I got my first driving license at the age of 43.
I had put off learning for a couple of dozen years. But it was 2005. I was in my forties. I had run out of excuses.
Starting with: My family never had a car when I was growing up in Ireland. I never got the chance to learn.
Then: I can’t afford a car – why bother learning?
Later: I live in London – I just use public transport.
Finally: I live in Manhattan; nobody needs a car in the city.
And the always reliable: I’m a drunk. I’ll kill someone if I start driving.
All that lame rationale went down the drain when we bought the country house in Ancramdale – a 120-mile hike from New York city. Stacey lost patience with my uselessness. She had done all our driving for a decade.
Stacey gave me my first couple of lessons upstate. This was not the greatest idea we ever shared. That initial approach ended when I crashed the passenger side of our little red Mitsubishi Lancer into a gas pump, in a filling station just outside Red Hook.
“Jesus Christ,” Stacey said.
“Fuck Me,” I said.
We jumped out, switched passenger to driver, and did a Bonnie & Clyde out of there. We drove sheepishly back past the gas station half an hour later to ensure the place was not burning and there were no cop cars. It was not in flames. I was not arrested.
That accident cost me $3k. Our first car, my first repair bill, not my last
My punishment was swift. Wifey signed me up for ten professional driving lessons in Manhattan. I was to have my trial by fire in New York City. For my first lesson I was picked up by a south American lad, with meagre English, in a brown coupe with the passenger side mangled.
“What happened? I asked.
“Was hit by bus. 14th street,” he responded. “Very bad. Not my fault. Bus no good.”
This was all very ominous as the instructor had just picked me up on the very same 14th street, right by our apartment. There were a lot of buses around. I didn’t feel confident about this endeavor.
The first lesson I learned that day was to never display a learner sign in Manhattan. I was honked at, fingered at, cut off, tortured by yellow cabs. My big L was a beacon for traffic abuse.
But, I earned my driving stripes the hard way, navigating the big smoke. I got my first license a few weeks later, on August 16th, my actual 43rd birthday. The driving school had me drive out to a desolate neighborhood in Staten Island for my test. It’s the easiest place to pass in the State. Figures.
I have had a litany of accidents since originally crashing into that gas pump. I’ve taken out several smaller animals and one large one. I ripped the bumper off my Volvo convertible reversing out my garage door. I ran over my BBQ grill in my driveway – it came speeding out of nowhere. I have also crashed into Stacey’s Escalade in our front yard.

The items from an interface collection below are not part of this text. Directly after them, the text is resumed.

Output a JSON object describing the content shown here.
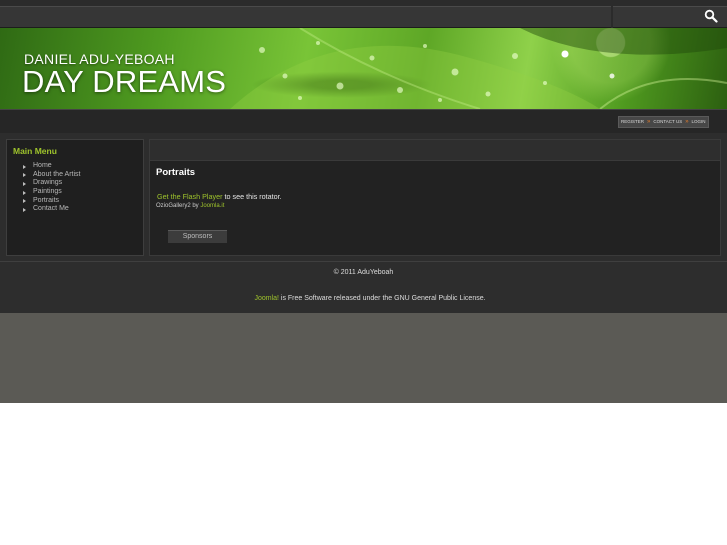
{
  "header": {
    "name": "DANIEL ADU-YEBOAH",
    "title": "DAY DREAMS"
  },
  "top_links": [
    "REGISTER",
    "CONTACT US",
    "LOGIN"
  ],
  "sidebar": {
    "title": "Main Menu",
    "items": [
      "Home",
      "About the Artist",
      "Drawings",
      "Paintings",
      "Portraits",
      "Contact Me"
    ]
  },
  "main": {
    "title": "Portraits",
    "flash_link": "Get the Flash Player",
    "flash_text": " to see this rotator.",
    "credit_prefix": "OzioGallery2 by ",
    "credit_link": "Joomla.it",
    "sponsors_label": "Sponsors"
  },
  "footer": {
    "copyright": "© 2011 AduYeboah",
    "license_link": "Joomla!",
    "license_text": " is Free Software released under the GNU General Public License."
  },
  "colors": {
    "accent": "#9fc42c",
    "background": "#2d2d2d",
    "separator": "#e07a2a"
  }
}
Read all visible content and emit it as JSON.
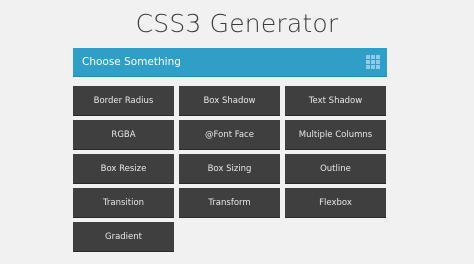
{
  "header": {
    "title": "CSS3 Generator"
  },
  "select": {
    "label": "Choose Something",
    "icon": "grid-icon",
    "color": "#2f9fc7"
  },
  "buttons": [
    "Border Radius",
    "Box Shadow",
    "Text Shadow",
    "RGBA",
    "@Font Face",
    "Multiple Columns",
    "Box Resize",
    "Box Sizing",
    "Outline",
    "Transition",
    "Transform",
    "Flexbox",
    "Gradient"
  ],
  "colors": {
    "background": "#f1f1f1",
    "button": "#3f3f3f",
    "accent": "#2f9fc7"
  }
}
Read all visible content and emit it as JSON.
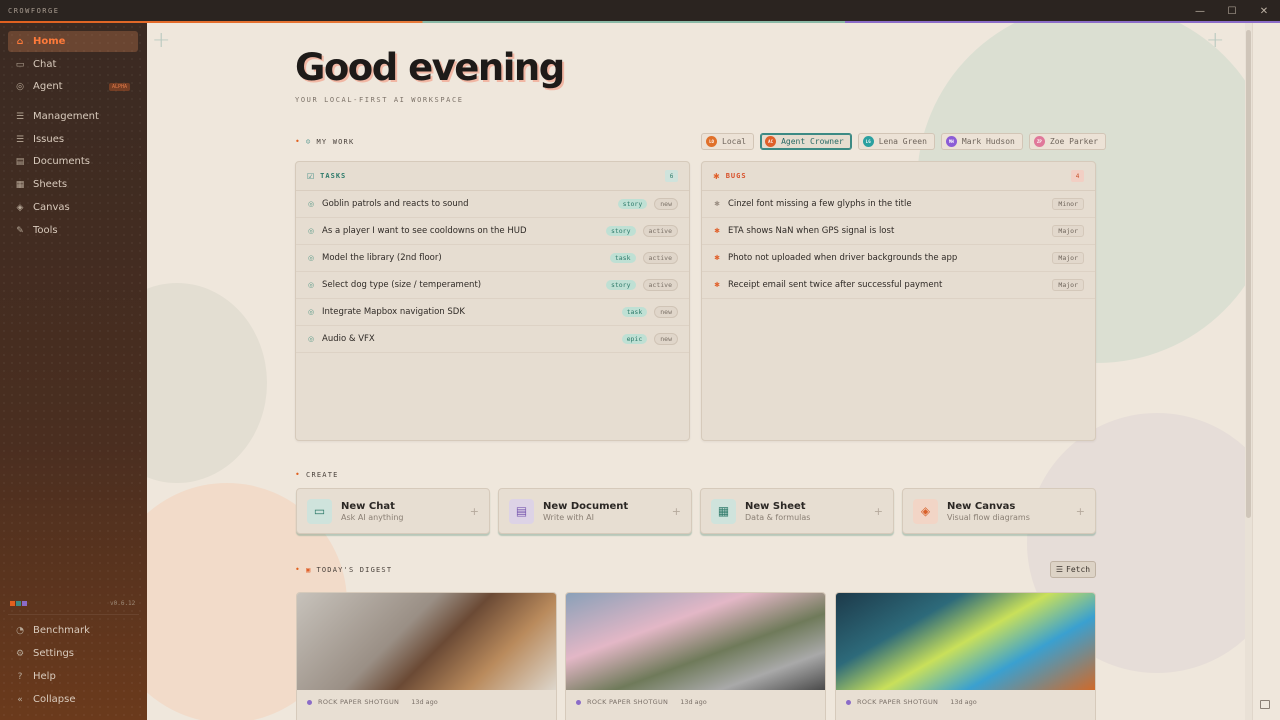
{
  "app": {
    "title": "CROWFORGE",
    "version": "v0.6.12"
  },
  "window_controls": [
    "—",
    "☐",
    "✕"
  ],
  "sidebar": {
    "items": [
      {
        "label": "Home",
        "icon": "home-icon",
        "glyph": "⌂",
        "active": true
      },
      {
        "label": "Chat",
        "icon": "chat-icon",
        "glyph": "▭"
      },
      {
        "label": "Agent",
        "icon": "agent-icon",
        "glyph": "◎",
        "badge": "ALPHA"
      },
      {
        "label": "Management",
        "icon": "management-icon",
        "glyph": "☰"
      },
      {
        "label": "Issues",
        "icon": "issues-icon",
        "glyph": "☰"
      },
      {
        "label": "Documents",
        "icon": "documents-icon",
        "glyph": "▤"
      },
      {
        "label": "Sheets",
        "icon": "sheets-icon",
        "glyph": "▦"
      },
      {
        "label": "Canvas",
        "icon": "canvas-icon",
        "glyph": "◈"
      },
      {
        "label": "Tools",
        "icon": "tools-icon",
        "glyph": "✎"
      }
    ],
    "footer": [
      {
        "label": "Benchmark",
        "icon": "benchmark-icon",
        "glyph": "◔"
      },
      {
        "label": "Settings",
        "icon": "settings-icon",
        "glyph": "⚙"
      },
      {
        "label": "Help",
        "icon": "help-icon",
        "glyph": "?"
      },
      {
        "label": "Collapse",
        "icon": "collapse-icon",
        "glyph": "«"
      }
    ]
  },
  "header": {
    "greeting": "Good evening",
    "subtitle": "YOUR LOCAL-FIRST AI WORKSPACE"
  },
  "my_work": {
    "label": "MY WORK",
    "users": [
      {
        "name": "Local",
        "initials": "LO",
        "color": "#e0702a",
        "selected": false
      },
      {
        "name": "Agent Crowner",
        "initials": "AC",
        "color": "#e0602a",
        "selected": true
      },
      {
        "name": "Lena Green",
        "initials": "LG",
        "color": "#2ba0a0",
        "selected": false
      },
      {
        "name": "Mark Hudson",
        "initials": "MH",
        "color": "#8b5cd6",
        "selected": false
      },
      {
        "name": "Zoe Parker",
        "initials": "ZP",
        "color": "#e0789a",
        "selected": false
      }
    ]
  },
  "tasks": {
    "title": "TASKS",
    "count": "6",
    "items": [
      {
        "title": "Goblin patrols and reacts to sound",
        "type": "story",
        "status": "new"
      },
      {
        "title": "As a player I want to see cooldowns on the HUD",
        "type": "story",
        "status": "active"
      },
      {
        "title": "Model the library (2nd floor)",
        "type": "task",
        "status": "active"
      },
      {
        "title": "Select dog type (size / temperament)",
        "type": "story",
        "status": "active"
      },
      {
        "title": "Integrate Mapbox navigation SDK",
        "type": "task",
        "status": "new"
      },
      {
        "title": "Audio & VFX",
        "type": "epic",
        "status": "new"
      }
    ]
  },
  "bugs": {
    "title": "BUGS",
    "count": "4",
    "items": [
      {
        "title": "Cinzel font missing a few glyphs in the title",
        "severity": "Minor"
      },
      {
        "title": "ETA shows NaN when GPS signal is lost",
        "severity": "Major"
      },
      {
        "title": "Photo not uploaded when driver backgrounds the app",
        "severity": "Major"
      },
      {
        "title": "Receipt email sent twice after successful payment",
        "severity": "Major"
      }
    ]
  },
  "create": {
    "label": "CREATE",
    "cards": [
      {
        "title": "New Chat",
        "subtitle": "Ask AI anything",
        "icon": "chat-icon",
        "glyph": "▭",
        "bg": "#cfe3dc",
        "fg": "#2f7a6a"
      },
      {
        "title": "New Document",
        "subtitle": "Write with AI",
        "icon": "document-icon",
        "glyph": "▤",
        "bg": "#ddd3e6",
        "fg": "#7a5ab0"
      },
      {
        "title": "New Sheet",
        "subtitle": "Data & formulas",
        "icon": "sheet-icon",
        "glyph": "▦",
        "bg": "#cfe3dc",
        "fg": "#2f7a6a"
      },
      {
        "title": "New Canvas",
        "subtitle": "Visual flow diagrams",
        "icon": "canvas-icon",
        "glyph": "◈",
        "bg": "#f2d5c6",
        "fg": "#d8602a"
      }
    ]
  },
  "digest": {
    "label": "TODAY'S DIGEST",
    "fetch_label": "Fetch",
    "cards": [
      {
        "source": "ROCK PAPER SHOTGUN",
        "age": "13d ago"
      },
      {
        "source": "ROCK PAPER SHOTGUN",
        "age": "13d ago"
      },
      {
        "source": "ROCK PAPER SHOTGUN",
        "age": "13d ago"
      }
    ]
  },
  "colors": {
    "accent": "#e0601f",
    "teal": "#3c8a84",
    "purple": "#8b6cc8"
  }
}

When I hit the deer in my Infiniti convertible, here on Route 82, I had the hood down. A mess of legs and antlers flew over my head. That dozy doe died in the ditch. My blood and fur front covered grill looked like a poster for CSI Ancramdale. It was around then Ms. Geary advised me to lose the mid-life crises. From then on my cars had solid roofs.
Anyway, these days I still feel like a teen with his first license. It’s part of the reason I drove 11,000 miles across the country in 2018. The origin of this blog.
All this was my long and winding road to tonight’s recommendations.
In Drive, Ryan Gosling, all kinds of cool, plays a highly skilled Hollywood stuntman who moonlights as a getaway driver. He is icy, distant and dedicated to his craft. But as in all Noir, he falls hard for a dame and as we know, no good deed goes unpunished. This is a tightly wound ride with bursts of extreme violence. And I mean extreme. Dig that pulsing Tick of The Clock score opening scene. It was my movie of the year in 2011.
When I decided to take my cross-country sabbatical in 2018, my friend Zac recommended the non-fiction book Blue Highways (1982). The first-time author, William Least Heat-Moon, lost his job and his wife, took the few dollars he had and drove the back roads of the USA for months in his van. This meandering tale is warm and life affirming. A remarkably beautiful first time work. If your feeling a little housebound this might give you wheels.
My friends Kieran and Ken both started their recommendations for the F1: Drive to Survive (Netflix) the same way.
“I have no interest in Formula One. I don’t know anything about the sport. I’ve never watched a Formula One race but….”
But…. F1: Drive to Survive it is a totally absorbing documentary series. I have watched the first of two seasons and it is dramatic, riveting and exciting. The race footage is intense and remarkable; the in car cameras put you front and center of the action. You will get caught up in the characters fight for position and their back stories. The first season follows the 2018 F1 season across the globe. The 10 episodes are each short, hovering around 30 minutes. The bigger your screen and louder your speakers the better.
My niece Aisling turned 16 today. She is back home in Headford, Co. Galway. Aisling is the best. She is an excellent athlete and an ace student. Aisling made the Under 16 County Team this year. We are all very proud of her.
Aisling knows the way to Uncle Karl’s heart. She laughs at my jokes. Happy Birthday Aisling!